Nevada becomes 3rd state to shield against Trump's online privacy rollback
August 18, 2017
The new state law will soon require website operators everywhere to disclose to users in Nevada how their personal information is being collected and used.
New policies, committees, and officials — including a chief data officer — will build a framework for state records requests after the system broke down.
Colin Wood is the managing editor of StateScoop. Before that, he was a staff writer for Government Technology magazine. Before that, he taught Engl...
Four new open records bills passed by Oregon's legislature update state transparency laws that haven't undergone major revision since 1973.
The introduction of the laws — HB 2101, HB 3361, SB 106, and SB 481 — stemmed from frustrations by the public to acquire records from the office of former four-term Gov. John Kitzhaber, a popular Democrat who gained notoriety for wearing blue jeans during speaking engagements and who resigned in 2015 following controversy related to the awarding of contracts to a company owned by his fiancée, Cylvia Hayes. As calls for his resignation mounted, Kitzhaber reportedly ordered the destruction of thousands of records, but in June, federal investigators concluded that no corruption charges would be filed against the politician.
Oregon Attorney General Ellen Rosenblum told legislators during one legislative hearing in the session that ended Friday that these new public records laws were critical to the preservation of government transparency.
"The strength of our government institutions depend on the public trust, and public trust can be quickly eroded when people don’t feel they have access to the work their government is doing or when they can’t get answers to reasonable questions,” Rosenblum said.
Gov. Kate Brown, a Democrat, called the new laws "probably the most significant reforms we’ve seen in multiple decades."
"It took a lot of hard work to build bipartisan support and I'm proud of the legislature for supporting transformative policy for Oregon," Brown said of these and other bills passed in the previous legislative session.
Together, the laws bring a new rigor to state policy that lacked formal procedures and requirements for many parts of the records request process. One of the bills — SB 106 — was introduced at the request of Brown herself, and directs a public records advocate to resolve disputes between records requesters and state agencies or officials. Secretary of State Dennis Richardson appointed archivist Mary Beth Herkert to this role.
The law would also order the creation of a Public Records Advisory Council on January 1 to study issues that arise and produce a report at least once every two years on its findings.
The state's 1973 public records law permits public access to state documents unless there is a specific legal expemption for a given record's disclosure.

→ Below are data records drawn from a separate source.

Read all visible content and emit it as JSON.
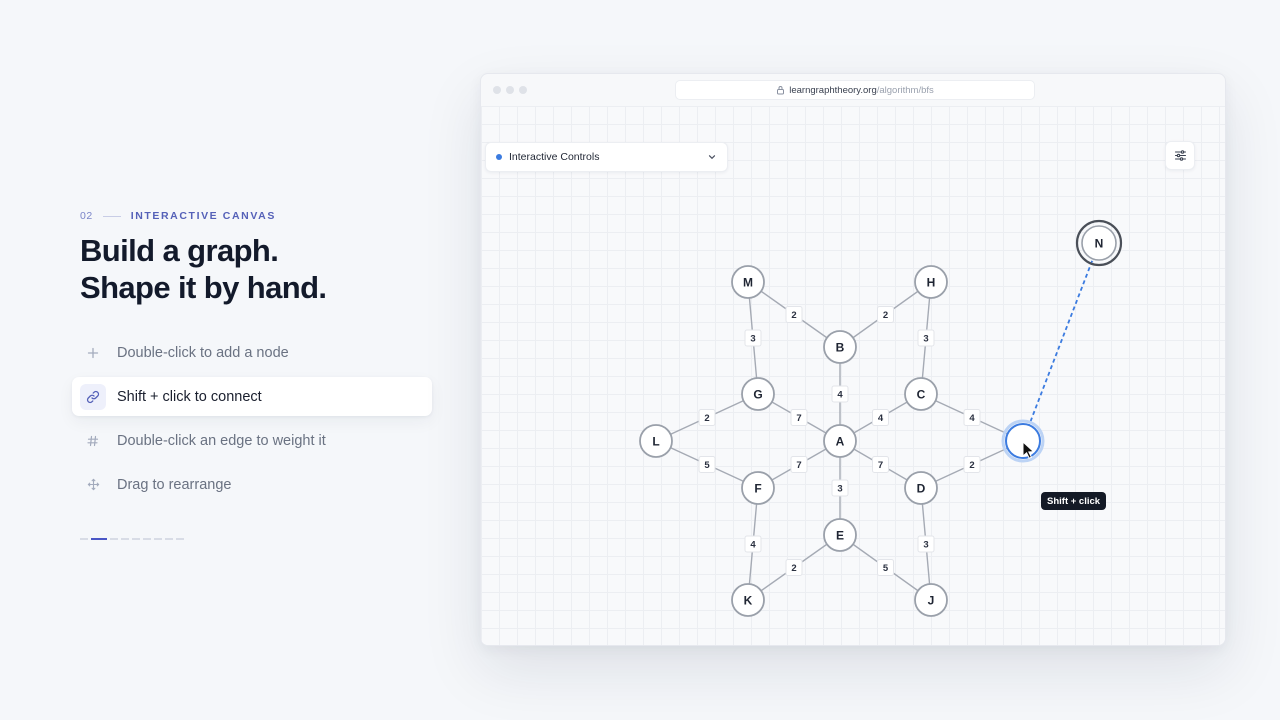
{
  "section": {
    "number": "02",
    "label": "INTERACTIVE CANVAS"
  },
  "headline": {
    "line1": "Build a graph.",
    "line2": "Shape it by hand."
  },
  "features": [
    {
      "icon": "plus-icon",
      "label": "Double-click to add a node",
      "active": false
    },
    {
      "icon": "link-icon",
      "label": "Shift + click to connect",
      "active": true
    },
    {
      "icon": "hash-icon",
      "label": "Double-click an edge to weight it",
      "active": false
    },
    {
      "icon": "move-icon",
      "label": "Drag to rearrange",
      "active": false
    }
  ],
  "progress": {
    "total": 9,
    "current": 2
  },
  "browser": {
    "domain": "learngraphtheory.org",
    "path": "/algorithm/bfs"
  },
  "controls": {
    "dropdown_label": "Interactive Controls"
  },
  "graph": {
    "nodes": [
      {
        "id": "M",
        "label": "M"
      },
      {
        "id": "H",
        "label": "H"
      },
      {
        "id": "B",
        "label": "B"
      },
      {
        "id": "G",
        "label": "G"
      },
      {
        "id": "C",
        "label": "C"
      },
      {
        "id": "L",
        "label": "L"
      },
      {
        "id": "A",
        "label": "A"
      },
      {
        "id": "I",
        "label": "",
        "state": "selected"
      },
      {
        "id": "F",
        "label": "F"
      },
      {
        "id": "D",
        "label": "D"
      },
      {
        "id": "E",
        "label": "E"
      },
      {
        "id": "K",
        "label": "K"
      },
      {
        "id": "J",
        "label": "J"
      },
      {
        "id": "N",
        "label": "N",
        "state": "target"
      }
    ],
    "edges": [
      {
        "from": "M",
        "to": "B",
        "weight": "2"
      },
      {
        "from": "M",
        "to": "G",
        "weight": "3"
      },
      {
        "from": "H",
        "to": "B",
        "weight": "2"
      },
      {
        "from": "H",
        "to": "C",
        "weight": "3"
      },
      {
        "from": "B",
        "to": "A",
        "weight": "4"
      },
      {
        "from": "G",
        "to": "A",
        "weight": "7"
      },
      {
        "from": "G",
        "to": "L",
        "weight": "2"
      },
      {
        "from": "C",
        "to": "A",
        "weight": "4"
      },
      {
        "from": "C",
        "to": "I",
        "weight": "4"
      },
      {
        "from": "L",
        "to": "F",
        "weight": "5"
      },
      {
        "from": "A",
        "to": "F",
        "weight": "7"
      },
      {
        "from": "A",
        "to": "D",
        "weight": "7"
      },
      {
        "from": "A",
        "to": "E",
        "weight": "3"
      },
      {
        "from": "D",
        "to": "I",
        "weight": "2"
      },
      {
        "from": "D",
        "to": "J",
        "weight": "3"
      },
      {
        "from": "F",
        "to": "K",
        "weight": "4"
      },
      {
        "from": "E",
        "to": "K",
        "weight": "2"
      },
      {
        "from": "E",
        "to": "J",
        "weight": "5"
      }
    ],
    "pending_connection": {
      "from": "I",
      "to": "N"
    }
  },
  "tooltip": "Shift + click",
  "colors": {
    "accent": "#4a56c6",
    "selection": "#3b7be0",
    "node_stroke": "#9aa0aa",
    "edge": "#a5aab4"
  }
}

Since then, more than 500 exemptions have been created, often following lobby by special interest groups.
HB 2101 establishes a Sunshine Committee charged with managing and publicly cataloging the state's public records exemptions and reporting to the legislative counsel, while SB 481 clarifies the appeals process and creates new timeframes for government to respond to requests — five days to respond and 10 days to supply the requested documents after that.
HB 3361 establishes a chief data officer role — a first for the state — responsible for establishing open data standards and publishing a technical standards manual that state agencies must begin complying with by May 1, 2019. The law also directs the Secretary of State and State Treasurer to adopt similar rule requirements.
Alex Howard, deputy director of the Sunlight Foundation, told StateScoop he was "thrilled" to see a state address the overuse of exemptions and fees for public records and noted support of the appointment of a chief data officer.
"In many states in the union, passing reform of a public records law is a signal achievement," Howard said. "Oregon's enactment of four is therefore something of a watershed in open government, even if the inevitable caveats about the limits of legislation changing culture or politics have to be made. ... One innovation that we hope other states, cities and federal agencies adopt is the creation of a database of exemptions used, given their potential to document trends, misuse and abuse of the public's right to know."